Holy Thursday, 2012
In the name of the Father and the Son and the Holy Spirit!
The Lord enjoined us to pray, “Give us this day out daily bread.” “Daily” means something very important and necessary to our existence, the main support of our earthly lives.
Bur “daily bread” can and should be understood in a wider sense: the Lord calls himself the Bread of Heaven that gives eternal life; He is even more vital than the daily nourishment our bodies need, because He gives eternal life: For the bread of God is He which cometh down from heaven, and giveth life unto the world (John 6:33).

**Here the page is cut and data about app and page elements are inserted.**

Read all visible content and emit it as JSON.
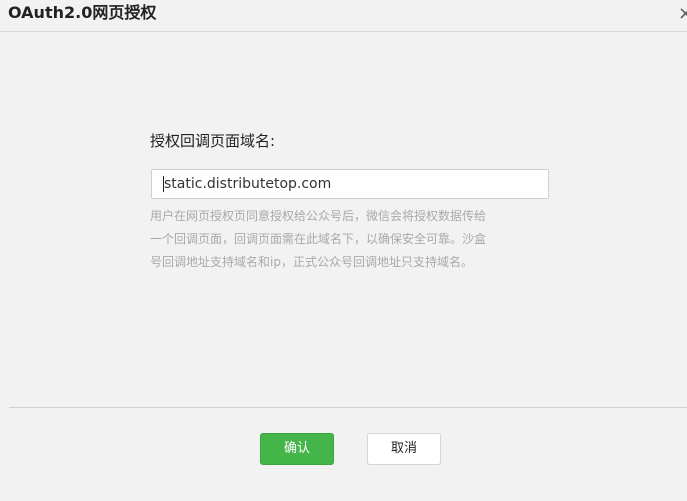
{
  "dialog": {
    "title": "OAuth2.0网页授权",
    "close_glyph": "×"
  },
  "form": {
    "label": "授权回调页面域名:",
    "input_value": "static.distributetop.com",
    "help_lines": [
      "用户在网页授权页同意授权给公众号后，微信会将授权数据传给",
      "一个回调页面，回调页面需在此域名下，以确保安全可靠。沙盒",
      "号回调地址支持域名和ip，正式公众号回调地址只支持域名。"
    ]
  },
  "actions": {
    "confirm_label": "确认",
    "cancel_label": "取消"
  },
  "colors": {
    "accent": "#44b549",
    "background": "#f2f2f2",
    "help_text": "#a9a9a9"
  },
  "icons": {
    "close": "close-icon"
  }
}
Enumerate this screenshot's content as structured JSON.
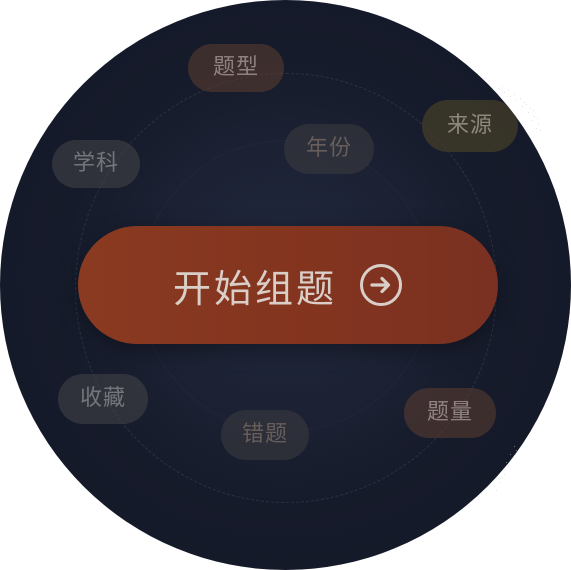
{
  "start_button": {
    "label": "开始组题",
    "icon": "arrow-right-circle-icon"
  },
  "filters": {
    "question_type": "题型",
    "source": "来源",
    "subject": "学科",
    "year": "年份",
    "favorites": "收藏",
    "wrong_questions": "错题",
    "question_count": "题量"
  },
  "colors": {
    "background": "#171c2c",
    "button": "#83341f",
    "button_text": "#d9cfc8"
  }
}
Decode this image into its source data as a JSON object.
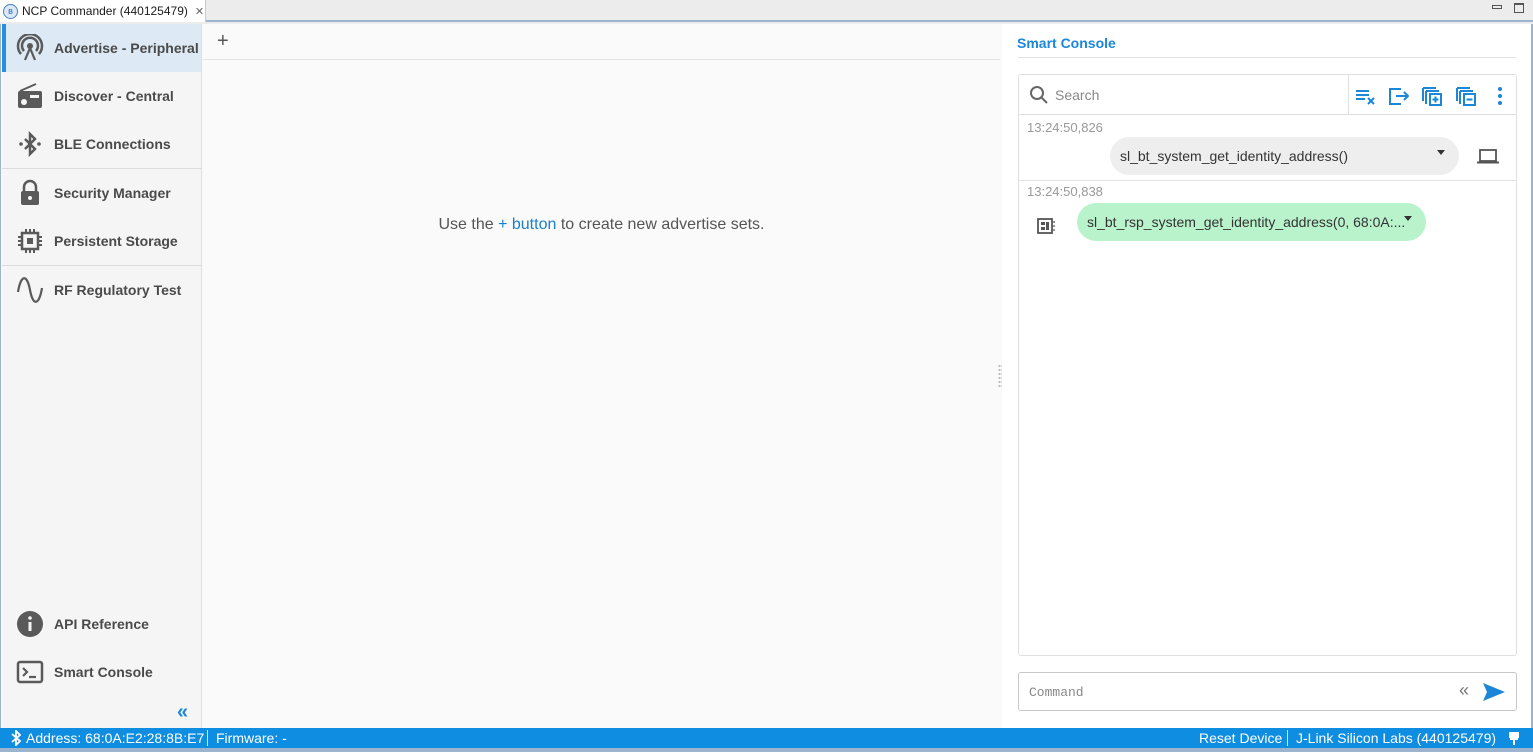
{
  "window": {
    "tab_title": "NCP Commander (440125479)",
    "tab_close": "✕"
  },
  "sidebar": {
    "items": [
      {
        "label": "Advertise - Peripheral",
        "icon": "antenna-icon",
        "active": true
      },
      {
        "label": "Discover - Central",
        "icon": "radio-icon"
      },
      {
        "label": "BLE Connections",
        "icon": "bluetooth-icon"
      },
      {
        "label": "Security Manager",
        "icon": "lock-icon"
      },
      {
        "label": "Persistent Storage",
        "icon": "chip-icon"
      },
      {
        "label": "RF Regulatory Test",
        "icon": "sine-wave-icon"
      }
    ],
    "bottom_items": [
      {
        "label": "API Reference",
        "icon": "info-icon"
      },
      {
        "label": "Smart Console",
        "icon": "terminal-icon"
      }
    ],
    "collapse_label": "«"
  },
  "main": {
    "add_label": "+",
    "empty_prefix": "Use the",
    "empty_link": "+ button",
    "empty_suffix": "to create new advertise sets."
  },
  "console": {
    "title": "Smart Console",
    "search_placeholder": "Search",
    "toolbar": [
      "clear-log-icon",
      "export-icon",
      "expand-all-icon",
      "collapse-all-icon",
      "more-vert-icon"
    ],
    "entries": [
      {
        "timestamp": "13:24:50,826",
        "text": "sl_bt_system_get_identity_address()",
        "kind": "command",
        "source_icon": "laptop-icon"
      },
      {
        "timestamp": "13:24:50,838",
        "text": "sl_bt_rsp_system_get_identity_address(0, 68:0A:...",
        "kind": "response",
        "source_icon": "device-chip-icon"
      }
    ],
    "command_placeholder": "Command",
    "history_label": "«"
  },
  "statusbar": {
    "address": "Address: 68:0A:E2:28:8B:E7",
    "firmware": "Firmware: -",
    "reset": "Reset Device",
    "adapter": "J-Link Silicon Labs (440125479)"
  },
  "colors": {
    "accent": "#1a87d9",
    "statusbar": "#0f8de0",
    "command_bubble": "#eeeeee",
    "response_bubble": "#b9f3cc",
    "active_nav": "#dde9f4"
  }
}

We partake of this Heavenly Bread through faith and prayer: He that cometh to me shall never hunger; and he that believeth on me shall never thirst (John 6:35). But we commune most fully with the Heavenly Bread through the Mystery of the Eucharist (i.e., Thanksgiving), since in this case the body as well as the soul communes with Christ. For the body must also communicate with eternity as the Lord said: Whoso eateth My flesh, and drinketh My blood, hath eternal life; and I will raise him up at the last day (John 6:54). When the Lord spoke these words they seemed savage and nonsensical to many people—even some of His disciples—and they abandoned Him.
At the Last Super before His Passion, the Lord established the Mystery of the Eucharist, in which bread and wine change into the Body and Blood of the Lord: Take eat this is My body... Drink ye all of it; For this is My blood of the new testament (Matthew 26:26-28).
In the mystery of salvation there cannot be anything formal: where there is grace there is freedom, according to the apostle Paul. But freedom requires active participation of human beings going to meet the saving God. The mystery of salvation is a person's meeting with God: God saves, and the person is saved. Christ died for everyone and redeemed everyone. But this is only one aspect, the objective side. In the Mystery of the Eucharist Christ's act of redemptive suffering on the Cross is reproduced in essence. The Lord said: This do in remembrance of Me (Luke 22:19) In remembrance of what? The Last Supper? No. In remembrance of Christ's sufferings on the Cross. And those who participate in this Mystery by partaking of the Holy Gifts commune to the greatest degree possible with the redemption the Lord effected though applying it to oneself personally and subjectively.
Each day we eat bread and water, and this nourishment imperceptibly for us is transformed into our flesh and blood. This surprises no one, because it is a biological law.
But the spirit also has its laws. Mystery does not tolerate investigation because the action of the spirit does not submit to rationalization—this is the domain of faith.
But many do not understand this and try to rationalize moments of the Mystery, and as a result in the given case reduce the Mystery to only remembrance of the Last Supper. This is the view that all Protestant denominations confess.
We Orthodox, however, maintain the meaning of the Eucharist found in the Gospels: via communion we mystically unite ourselves to Christ, and this unity gives us life eternal, as it is described in the sixth chapter of the Gospel according to John. Thus it was conveyed to us by the Holy Apostles, and thus our Church has kept it from time immemorial. Amen.